* YOUR TASK: When the word "Gamemaster" shows up in a line of the records below, copy that line.

====== RECORDS FOR THE TASK ======

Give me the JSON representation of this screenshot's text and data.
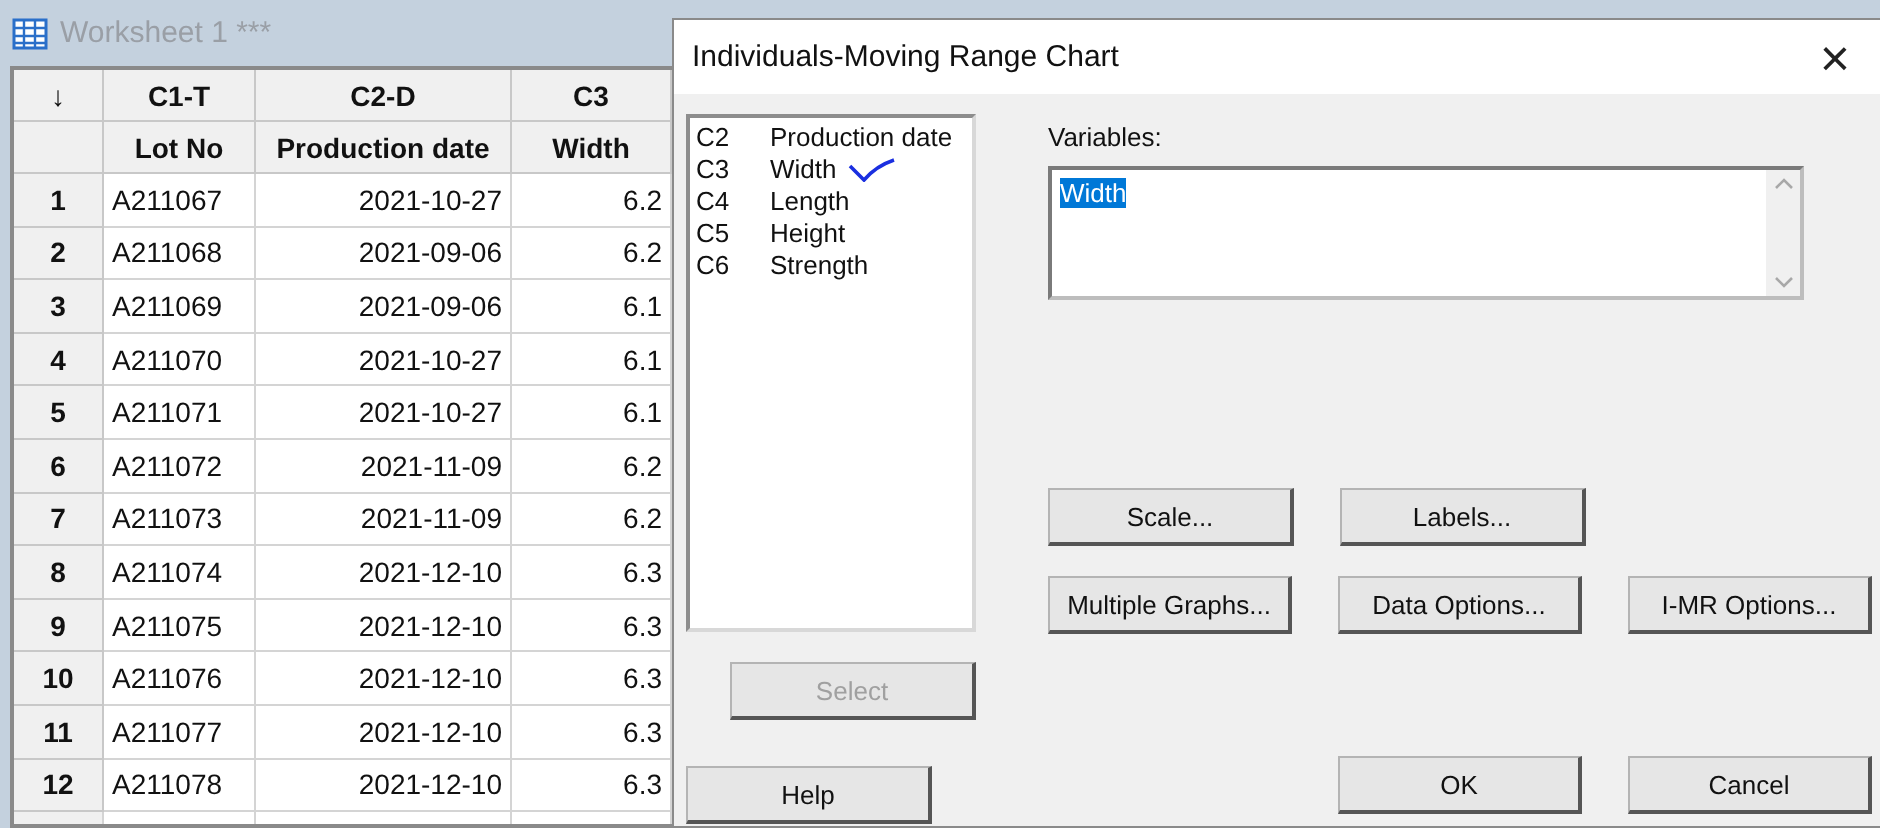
{
  "worksheet": {
    "title": "Worksheet 1 ***",
    "corner": "↓",
    "columns": [
      {
        "id": "C1-T",
        "name": "Lot No"
      },
      {
        "id": "C2-D",
        "name": "Production date"
      },
      {
        "id": "C3",
        "name": "Width"
      }
    ],
    "rows": [
      {
        "n": "1",
        "cells": [
          "A211067",
          "2021-10-27",
          "6.2"
        ]
      },
      {
        "n": "2",
        "cells": [
          "A211068",
          "2021-09-06",
          "6.2"
        ]
      },
      {
        "n": "3",
        "cells": [
          "A211069",
          "2021-09-06",
          "6.1"
        ]
      },
      {
        "n": "4",
        "cells": [
          "A211070",
          "2021-10-27",
          "6.1"
        ]
      },
      {
        "n": "5",
        "cells": [
          "A211071",
          "2021-10-27",
          "6.1"
        ]
      },
      {
        "n": "6",
        "cells": [
          "A211072",
          "2021-11-09",
          "6.2"
        ]
      },
      {
        "n": "7",
        "cells": [
          "A211073",
          "2021-11-09",
          "6.2"
        ]
      },
      {
        "n": "8",
        "cells": [
          "A211074",
          "2021-12-10",
          "6.3"
        ]
      },
      {
        "n": "9",
        "cells": [
          "A211075",
          "2021-12-10",
          "6.3"
        ]
      },
      {
        "n": "10",
        "cells": [
          "A211076",
          "2021-12-10",
          "6.3"
        ]
      },
      {
        "n": "11",
        "cells": [
          "A211077",
          "2021-12-10",
          "6.3"
        ]
      },
      {
        "n": "12",
        "cells": [
          "A211078",
          "2021-12-10",
          "6.3"
        ]
      }
    ]
  },
  "dialog": {
    "title": "Individuals-Moving Range Chart",
    "close": "×",
    "column_list": [
      {
        "id": "C2",
        "name": "Production date",
        "marked": false
      },
      {
        "id": "C3",
        "name": "Width",
        "marked": true
      },
      {
        "id": "C4",
        "name": "Length",
        "marked": false
      },
      {
        "id": "C5",
        "name": "Height",
        "marked": false
      },
      {
        "id": "C6",
        "name": "Strength",
        "marked": false
      }
    ],
    "variables": {
      "label": "Variables:",
      "value": "Width",
      "selected": true
    },
    "select_button": {
      "label": "Select",
      "disabled": true
    },
    "option_buttons": [
      [
        "Scale...",
        "Labels..."
      ],
      [
        "Multiple Graphs...",
        "Data Options...",
        "I-MR Options..."
      ]
    ],
    "help_button": "Help",
    "ok_button": "OK",
    "cancel_button": "Cancel"
  }
}
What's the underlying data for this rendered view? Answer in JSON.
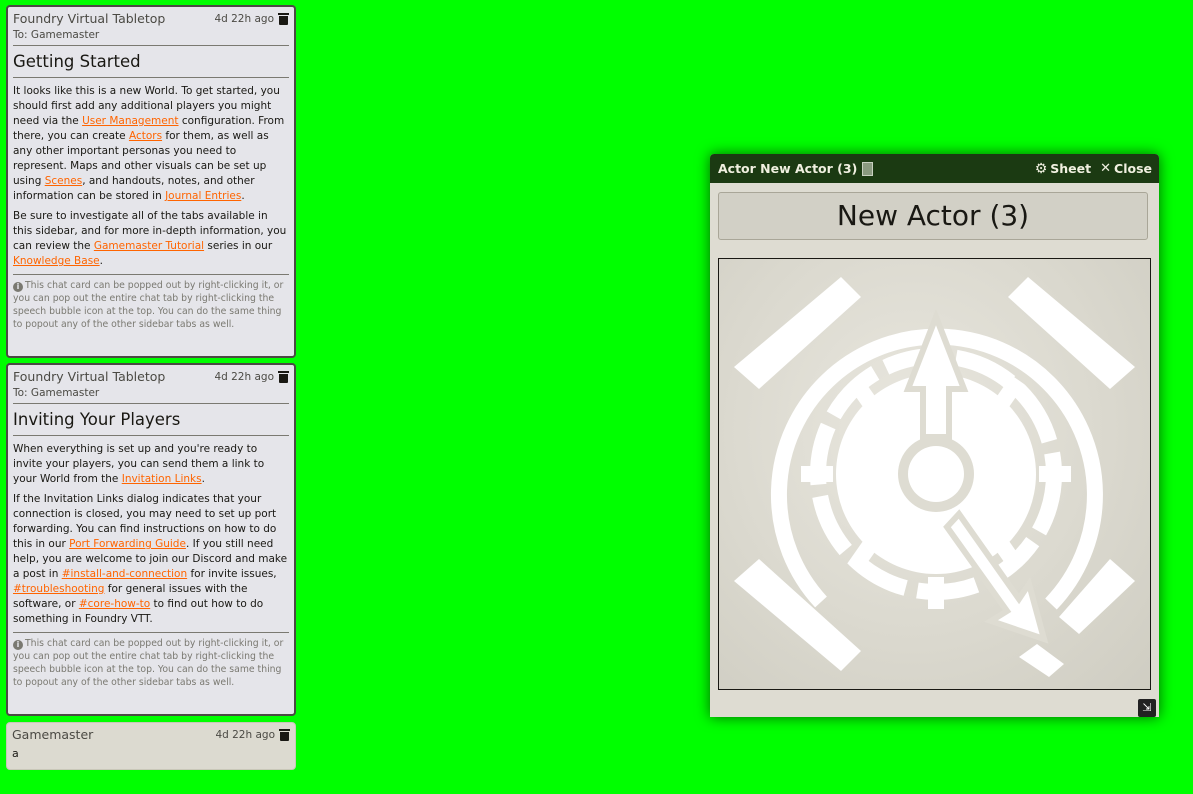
{
  "chat": [
    {
      "sender": "Foundry Virtual Tabletop",
      "timestamp": "4d 22h ago",
      "whisper": "To: Gamemaster",
      "title": "Getting Started",
      "p1": {
        "t1": "It looks like this is a new World. To get started, you should first add any additional players you might need via the ",
        "l1": "User Management",
        "t2": " configuration. From there, you can create ",
        "l2": "Actors",
        "t3": " for them, as well as any other important personas you need to represent. Maps and other visuals can be set up using ",
        "l3": "Scenes",
        "t4": ", and handouts, notes, and other information can be stored in ",
        "l4": "Journal Entries",
        "t5": "."
      },
      "p2": {
        "t1": "Be sure to investigate all of the tabs available in this sidebar, and for more in-depth information, you can review the ",
        "l1": "Gamemaster Tutorial",
        "t2": " series in our ",
        "l2": "Knowledge Base",
        "t3": "."
      },
      "hint": "This chat card can be popped out by right-clicking it, or you can pop out the entire chat tab by right-clicking the speech bubble icon at the top. You can do the same thing to popout any of the other sidebar tabs as well."
    },
    {
      "sender": "Foundry Virtual Tabletop",
      "timestamp": "4d 22h ago",
      "whisper": "To: Gamemaster",
      "title": "Inviting Your Players",
      "p1": {
        "t1": "When everything is set up and you're ready to invite your players, you can send them a link to your World from the ",
        "l1": "Invitation Links",
        "t2": "."
      },
      "p2": {
        "t1": "If the Invitation Links dialog indicates that your connection is closed, you may need to set up port forwarding. You can find instructions on how to do this in our ",
        "l1": "Port Forwarding Guide",
        "t2": ". If you still need help, you are welcome to join our Discord and make a post in ",
        "l2": "#install-and-connection",
        "t3": " for invite issues, ",
        "l3": "#troubleshooting",
        "t4": " for general issues with the software, or ",
        "l4": "#core-how-to",
        "t5": " to find out how to do something in Foundry VTT."
      },
      "hint": "This chat card can be popped out by right-clicking it, or you can pop out the entire chat tab by right-clicking the speech bubble icon at the top. You can do the same thing to popout any of the other sidebar tabs as well."
    },
    {
      "sender": "Gamemaster",
      "timestamp": "4d 22h ago",
      "message": "a"
    }
  ],
  "sheet": {
    "window_title": "Actor New Actor (3)",
    "sheet_label": "Sheet",
    "close_label": "Close",
    "actor_name": "New Actor (3)"
  },
  "icons": {
    "delete": "trash-icon",
    "info": "info-circle-icon",
    "sheet": "gear-icon",
    "close": "close-icon",
    "resize": "resize-icon",
    "portrait": "mystery-man-token"
  },
  "colors": {
    "background": "#00ff00",
    "link": "#ff6400",
    "window_header": "#1b3a12"
  }
}
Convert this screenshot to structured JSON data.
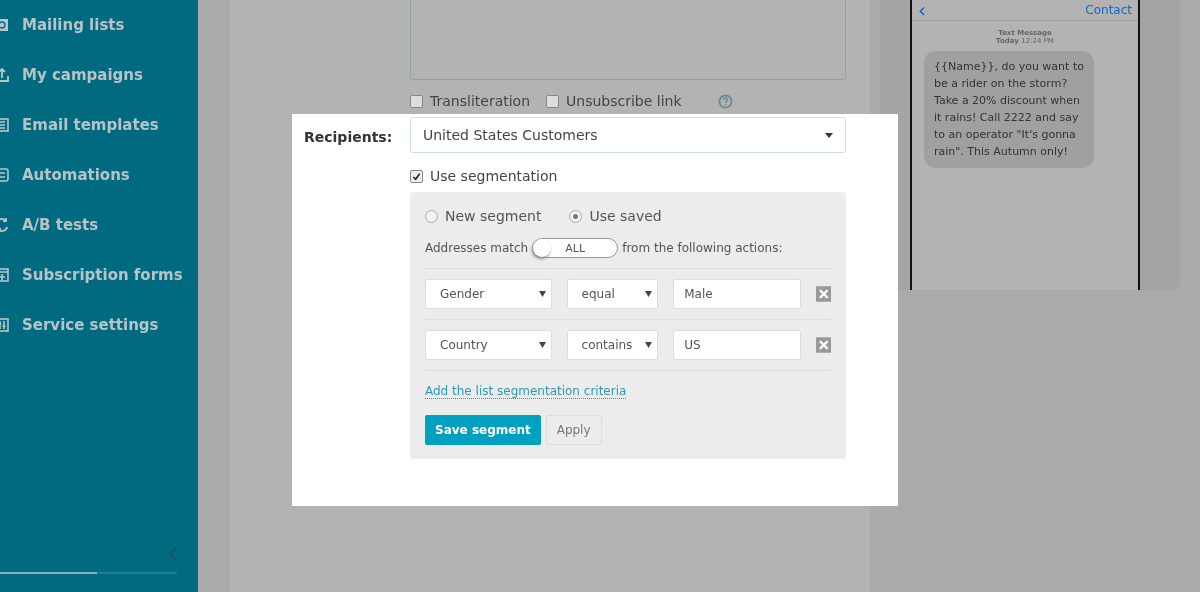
{
  "sidebar": {
    "items": [
      {
        "label": "Mailing lists"
      },
      {
        "label": "My campaigns"
      },
      {
        "label": "Email templates"
      },
      {
        "label": "Automations"
      },
      {
        "label": "A/B tests"
      },
      {
        "label": "Subscription forms"
      },
      {
        "label": "Service settings"
      }
    ],
    "progress": {
      "level": 0.55
    }
  },
  "message_options": [
    {
      "label": "Transliteration",
      "checked": false
    },
    {
      "label": "Unsubscribe link",
      "checked": false
    }
  ],
  "recipients": {
    "label": "Recipients:",
    "value": "United States Customers"
  },
  "use_segmentation": {
    "label": "Use segmentation",
    "checked": true
  },
  "segment": {
    "modes": [
      {
        "label": "New segment",
        "selected": false
      },
      {
        "label": "Use saved",
        "selected": true
      }
    ],
    "match_before": "Addresses match",
    "match_toggle": "ALL",
    "match_after": "from the following actions:",
    "conditions": [
      {
        "field": "Gender",
        "operator": "equal",
        "value": "Male"
      },
      {
        "field": "Country",
        "operator": "contains",
        "value": "US"
      }
    ],
    "add_link": "Add the list segmentation criteria",
    "buttons": [
      {
        "label": "Save segment",
        "kind": "primary"
      },
      {
        "label": "Apply",
        "kind": "secondary"
      }
    ]
  },
  "preview": {
    "back": "‹",
    "contact": "Contact",
    "header": "Text Message",
    "time_prefix": "Today",
    "time": "12:24 PM",
    "message": " {{Name}}, do you want to be a rider on the storm? Take a 20% discount when it rains! Call 2222 and say to an operator \"It's gonna rain\". This Autumn only!"
  }
}
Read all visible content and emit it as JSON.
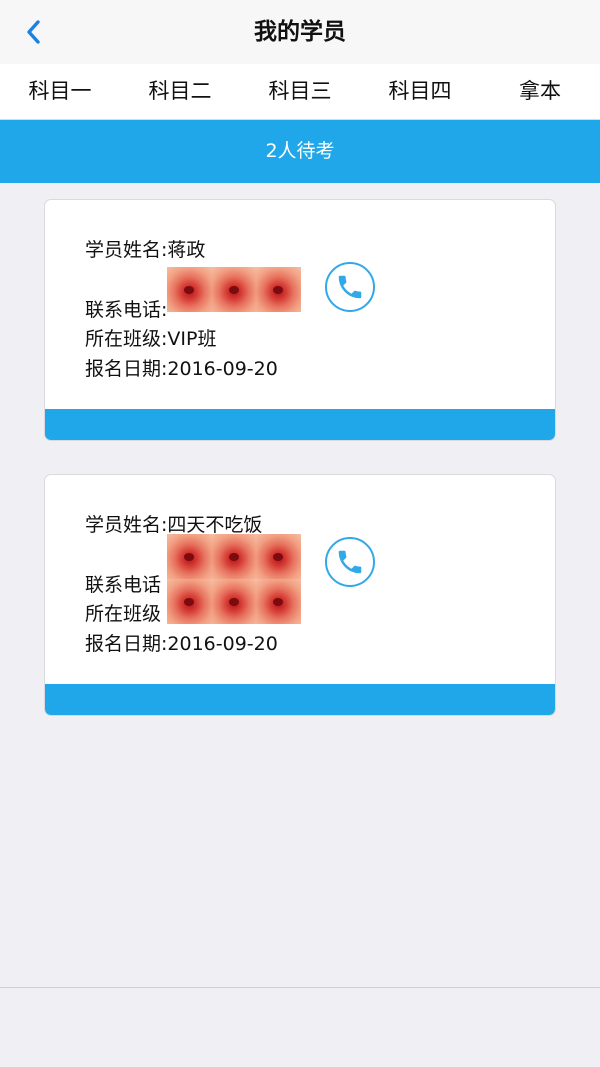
{
  "header": {
    "title": "我的学员",
    "back_icon": "chevron-left-icon"
  },
  "tabs": [
    {
      "label": "科目一"
    },
    {
      "label": "科目二"
    },
    {
      "label": "科目三"
    },
    {
      "label": "科目四"
    },
    {
      "label": "拿本"
    }
  ],
  "status": {
    "text": "2人待考"
  },
  "students": [
    {
      "name_line": "学员姓名:蒋政",
      "phone_line": "联系电话:",
      "class_line": "所在班级:VIP班",
      "date_line": "报名日期:2016-09-20"
    },
    {
      "name_line": "学员姓名:四天不吃饭",
      "phone_line": "联系电话",
      "class_line": "所在班级",
      "date_line": "报名日期:2016-09-20"
    }
  ],
  "colors": {
    "accent": "#1fa7ea",
    "call_icon": "#31a8e8",
    "background": "#efeff4"
  }
}
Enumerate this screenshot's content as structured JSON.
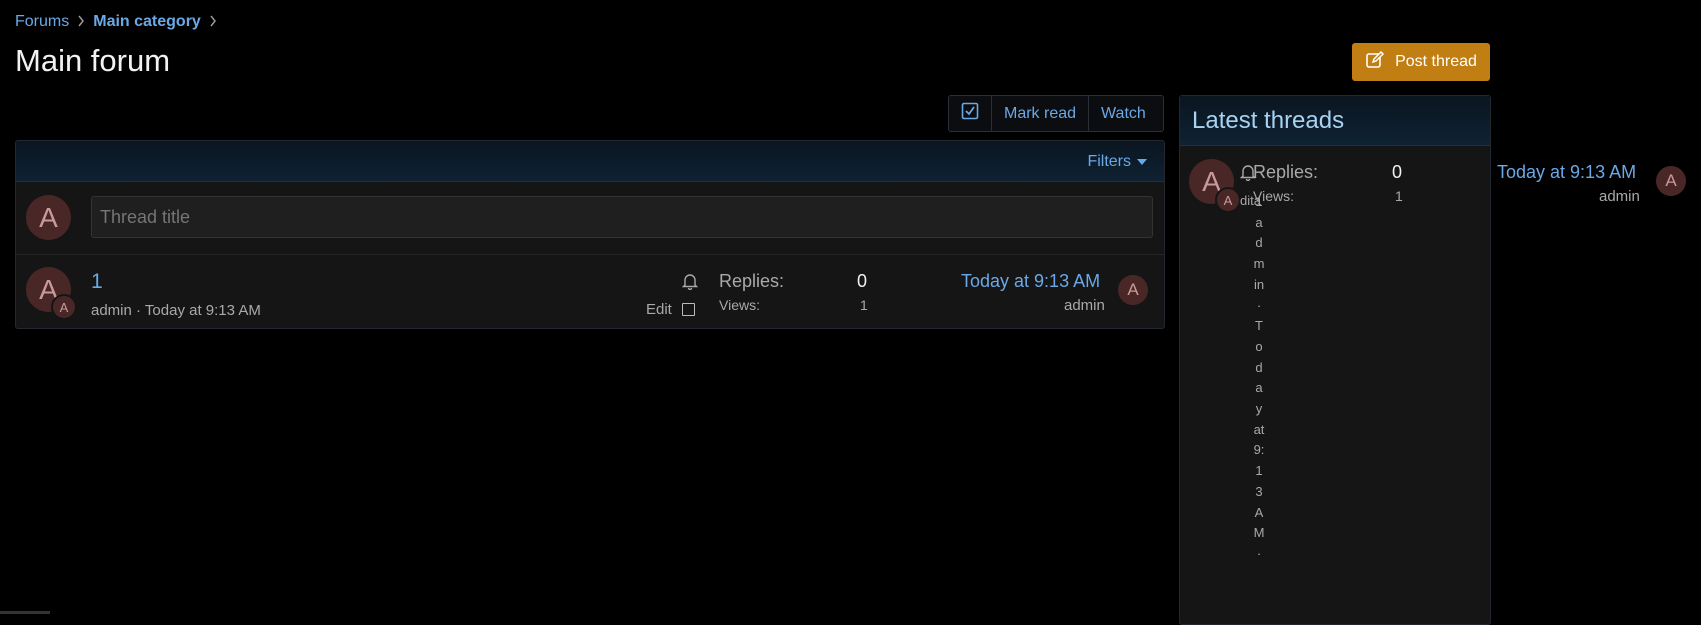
{
  "breadcrumb": {
    "items": [
      "Forums",
      "Main category"
    ]
  },
  "page": {
    "title": "Main forum"
  },
  "toolbar": {
    "post_thread": "Post thread",
    "mark_read": "Mark read",
    "watch": "Watch"
  },
  "filters": {
    "label": "Filters"
  },
  "new_thread": {
    "avatar_letter": "A",
    "placeholder": "Thread title"
  },
  "thread": {
    "avatar_letter": "A",
    "mini_avatar_letter": "A",
    "title": "1",
    "author": "admin",
    "meta_sep": " · ",
    "date": "Today at 9:13 AM",
    "edit_label": "Edit",
    "replies_label": "Replies:",
    "replies": "0",
    "views_label": "Views:",
    "views": "1",
    "last_date": "Today at 9:13 AM",
    "last_user": "admin",
    "last_avatar_letter": "A"
  },
  "sidebar": {
    "title": "Latest threads",
    "item": {
      "avatar_letter": "A",
      "mini_avatar_letter": "A",
      "overlay_fragment": "dita",
      "vertical_text": "1admin·Todayat9:13AM·",
      "replies_label": "Replies:",
      "replies": "0",
      "views_label": "Views:",
      "views": "1",
      "last_date": "Today at 9:13 AM",
      "last_user": "admin",
      "last_avatar_letter": "A"
    }
  },
  "colors": {
    "accent": "#6aa8e6",
    "button": "#c17e12",
    "avatar": "#4a2727"
  },
  "icons": [
    "chevron-right-icon",
    "edit-icon",
    "check-square-icon",
    "caret-down-icon",
    "bell-icon",
    "checkbox-icon"
  ]
}
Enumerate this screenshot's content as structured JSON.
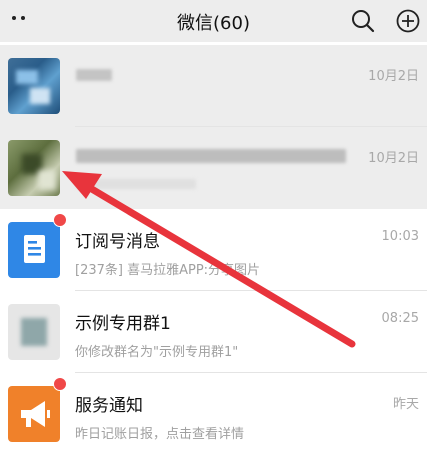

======

* ANSWER SECTION:
      "whisper": "To: Gamemaster",
        "l1": "Gamemaster Tutorial",
      "whisper": "To: Gamemaster",
      "sender": "Gamemaster",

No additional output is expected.